This statement contradicts the concept of creation found in the myths (Atayohkewina) of The People (Indians). The Mythical Beings (Atayohkewina) prepared the world for the coming of mortal man, they were the Creators who became stars, sung moon, plants, animals and eventually the animals gradually transformed to human beings. The fallen spirits became the insignificant objects such as glow fungus, puff balls, and certain trees; evil creatures such as water spirits, eg. water lynx, witikow and others possessed with evil beings. They were part of creation and were creators, and became symbolized in religious rituals. They were living forces who collided and fought each other and the good usually overcoming evil. The idea of a supreme being came as the great mystery "Manitow," whom the Elders called "Kisewayisiyin," (kind-person), for they thought they were too humble to say the Name.
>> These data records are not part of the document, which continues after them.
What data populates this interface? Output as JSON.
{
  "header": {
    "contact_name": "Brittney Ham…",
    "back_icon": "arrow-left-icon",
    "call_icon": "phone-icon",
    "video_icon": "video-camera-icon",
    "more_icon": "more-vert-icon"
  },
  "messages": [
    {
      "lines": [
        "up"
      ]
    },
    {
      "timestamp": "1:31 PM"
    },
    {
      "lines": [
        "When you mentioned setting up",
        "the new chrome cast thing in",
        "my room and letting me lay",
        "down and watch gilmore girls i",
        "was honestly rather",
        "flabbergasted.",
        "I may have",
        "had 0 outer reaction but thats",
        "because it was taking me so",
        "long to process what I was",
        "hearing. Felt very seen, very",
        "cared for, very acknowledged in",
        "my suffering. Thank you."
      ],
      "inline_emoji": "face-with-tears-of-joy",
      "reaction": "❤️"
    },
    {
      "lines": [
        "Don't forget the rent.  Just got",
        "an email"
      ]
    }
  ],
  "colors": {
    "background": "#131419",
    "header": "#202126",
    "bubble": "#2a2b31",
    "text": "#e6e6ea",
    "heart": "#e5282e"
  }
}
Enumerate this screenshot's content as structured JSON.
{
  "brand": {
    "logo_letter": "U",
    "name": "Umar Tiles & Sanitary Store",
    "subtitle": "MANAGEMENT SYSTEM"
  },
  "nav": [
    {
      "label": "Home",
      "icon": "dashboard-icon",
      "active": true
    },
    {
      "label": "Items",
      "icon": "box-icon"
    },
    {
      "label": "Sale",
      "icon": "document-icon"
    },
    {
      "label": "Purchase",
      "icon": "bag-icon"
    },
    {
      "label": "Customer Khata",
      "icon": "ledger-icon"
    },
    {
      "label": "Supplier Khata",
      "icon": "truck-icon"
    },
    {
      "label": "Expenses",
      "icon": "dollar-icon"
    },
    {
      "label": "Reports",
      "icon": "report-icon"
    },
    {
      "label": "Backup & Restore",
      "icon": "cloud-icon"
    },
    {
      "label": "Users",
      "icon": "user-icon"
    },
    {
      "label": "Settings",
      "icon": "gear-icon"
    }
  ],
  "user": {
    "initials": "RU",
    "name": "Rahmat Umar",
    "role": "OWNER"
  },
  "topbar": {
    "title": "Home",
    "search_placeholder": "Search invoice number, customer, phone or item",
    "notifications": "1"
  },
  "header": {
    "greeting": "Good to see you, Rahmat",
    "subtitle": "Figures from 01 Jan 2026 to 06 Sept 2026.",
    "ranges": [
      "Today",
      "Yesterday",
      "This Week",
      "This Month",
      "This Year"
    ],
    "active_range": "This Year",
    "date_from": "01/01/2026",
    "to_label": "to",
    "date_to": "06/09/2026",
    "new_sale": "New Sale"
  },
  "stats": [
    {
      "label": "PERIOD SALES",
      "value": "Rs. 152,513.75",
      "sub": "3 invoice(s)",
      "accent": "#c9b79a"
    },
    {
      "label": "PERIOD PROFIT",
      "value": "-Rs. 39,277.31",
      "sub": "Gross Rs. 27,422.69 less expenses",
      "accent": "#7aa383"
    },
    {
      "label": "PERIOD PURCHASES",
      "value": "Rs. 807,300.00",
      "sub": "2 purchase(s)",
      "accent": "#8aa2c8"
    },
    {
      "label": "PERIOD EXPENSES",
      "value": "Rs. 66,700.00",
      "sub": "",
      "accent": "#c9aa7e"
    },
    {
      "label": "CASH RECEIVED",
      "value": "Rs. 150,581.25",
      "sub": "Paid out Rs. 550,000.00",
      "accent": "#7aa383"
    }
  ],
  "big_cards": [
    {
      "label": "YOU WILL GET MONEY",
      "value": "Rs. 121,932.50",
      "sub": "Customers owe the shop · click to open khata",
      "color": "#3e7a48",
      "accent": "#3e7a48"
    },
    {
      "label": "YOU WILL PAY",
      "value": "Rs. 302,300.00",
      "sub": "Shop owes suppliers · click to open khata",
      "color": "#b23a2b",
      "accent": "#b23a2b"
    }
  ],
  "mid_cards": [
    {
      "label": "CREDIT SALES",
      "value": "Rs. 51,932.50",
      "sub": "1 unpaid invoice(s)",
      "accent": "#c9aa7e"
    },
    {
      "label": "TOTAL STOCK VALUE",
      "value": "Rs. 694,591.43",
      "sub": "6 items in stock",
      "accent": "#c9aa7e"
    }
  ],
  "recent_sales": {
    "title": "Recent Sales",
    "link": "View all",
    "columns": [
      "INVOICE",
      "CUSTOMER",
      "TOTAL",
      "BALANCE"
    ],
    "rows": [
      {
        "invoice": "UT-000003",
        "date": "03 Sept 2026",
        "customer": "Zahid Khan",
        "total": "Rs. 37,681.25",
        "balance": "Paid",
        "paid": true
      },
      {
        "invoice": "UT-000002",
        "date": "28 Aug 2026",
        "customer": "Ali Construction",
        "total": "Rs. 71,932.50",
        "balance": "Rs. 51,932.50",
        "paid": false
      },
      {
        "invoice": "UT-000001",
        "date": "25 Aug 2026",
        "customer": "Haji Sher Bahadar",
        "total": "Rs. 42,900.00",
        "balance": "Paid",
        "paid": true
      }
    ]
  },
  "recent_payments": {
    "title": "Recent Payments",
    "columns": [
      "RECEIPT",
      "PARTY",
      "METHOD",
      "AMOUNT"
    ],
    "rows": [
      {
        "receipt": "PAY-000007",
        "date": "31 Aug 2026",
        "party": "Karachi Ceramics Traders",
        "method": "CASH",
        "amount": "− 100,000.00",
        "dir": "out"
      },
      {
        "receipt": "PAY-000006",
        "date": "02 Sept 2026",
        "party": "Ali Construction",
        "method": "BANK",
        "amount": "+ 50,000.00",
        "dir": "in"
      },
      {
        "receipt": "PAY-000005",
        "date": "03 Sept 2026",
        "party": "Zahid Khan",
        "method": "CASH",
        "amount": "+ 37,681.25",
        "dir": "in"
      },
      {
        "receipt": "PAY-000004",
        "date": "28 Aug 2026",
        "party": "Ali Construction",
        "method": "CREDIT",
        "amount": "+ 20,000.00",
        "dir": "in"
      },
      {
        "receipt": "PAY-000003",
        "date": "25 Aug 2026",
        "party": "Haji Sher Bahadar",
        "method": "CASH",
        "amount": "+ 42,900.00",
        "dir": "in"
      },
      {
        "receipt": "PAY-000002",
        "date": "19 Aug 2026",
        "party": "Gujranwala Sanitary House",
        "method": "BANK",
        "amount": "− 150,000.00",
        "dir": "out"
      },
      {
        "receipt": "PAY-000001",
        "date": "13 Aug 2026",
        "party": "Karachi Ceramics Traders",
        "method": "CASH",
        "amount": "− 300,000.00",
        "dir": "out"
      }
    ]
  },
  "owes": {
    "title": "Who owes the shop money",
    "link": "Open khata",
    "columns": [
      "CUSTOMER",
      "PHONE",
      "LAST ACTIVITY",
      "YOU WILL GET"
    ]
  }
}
Then when they prayed, they referred to the "Mystery" as "The one above who made all things." You cannot say "Creator" in one word. Later the Missionaries change Manitow to KiseManitow (Kind God).

The First Nations declaration also states that "the Creator gave us laws that govern all our relationships to live in harmony with nature and mankind."

This declaration is possibly influenced by the story of Moses receiving the ten commandments from God on Mt. Sainai. It is a powerful story and no doubt comes from oral tradition. It is not inconceivable to discover that Haamerabi, King of Babylonia 2000 B.C. had a code of ethics almost identical to the ten commandments, written before the time of Moses.

Custom preceded natural law. Their customs have their source from the myths (Atayohkewina). It was very powerful and dictated certain behaviour towards relatives and living creatures; to promote harmony within a communal society and for the survival of The First People, who lived in a harsh environment. So we can conclude that Indian culture is to live in harmony with the

The third declaration of The First Nation is; "The laws of The Creator defined our rights and responsibilities." This makes God an authoritarian; The Old Testament idea, who made demands on his chosen people.

The reality is that there is an absence of personal authority in Indian society, hierarchical relation ship or a separate ruling entity. For example: the elders, leaders of societies merely gave information and advice but they did not make demands. They were not revered for their power or authority but because of their knowledge of the customs, traditions and rituals; and their rituals had a link with their ancestral creation. The shamans had a different relationship: for the health and well being of individuals, they admonished the clients for wrong behaviour. Most universities have Native Studies departments and the new generation, native and non-native are very knowledgeable. Therefore our leaders have to be careful in their interpretation of Aboriginal beliefs, in trying to authenticate their arguments.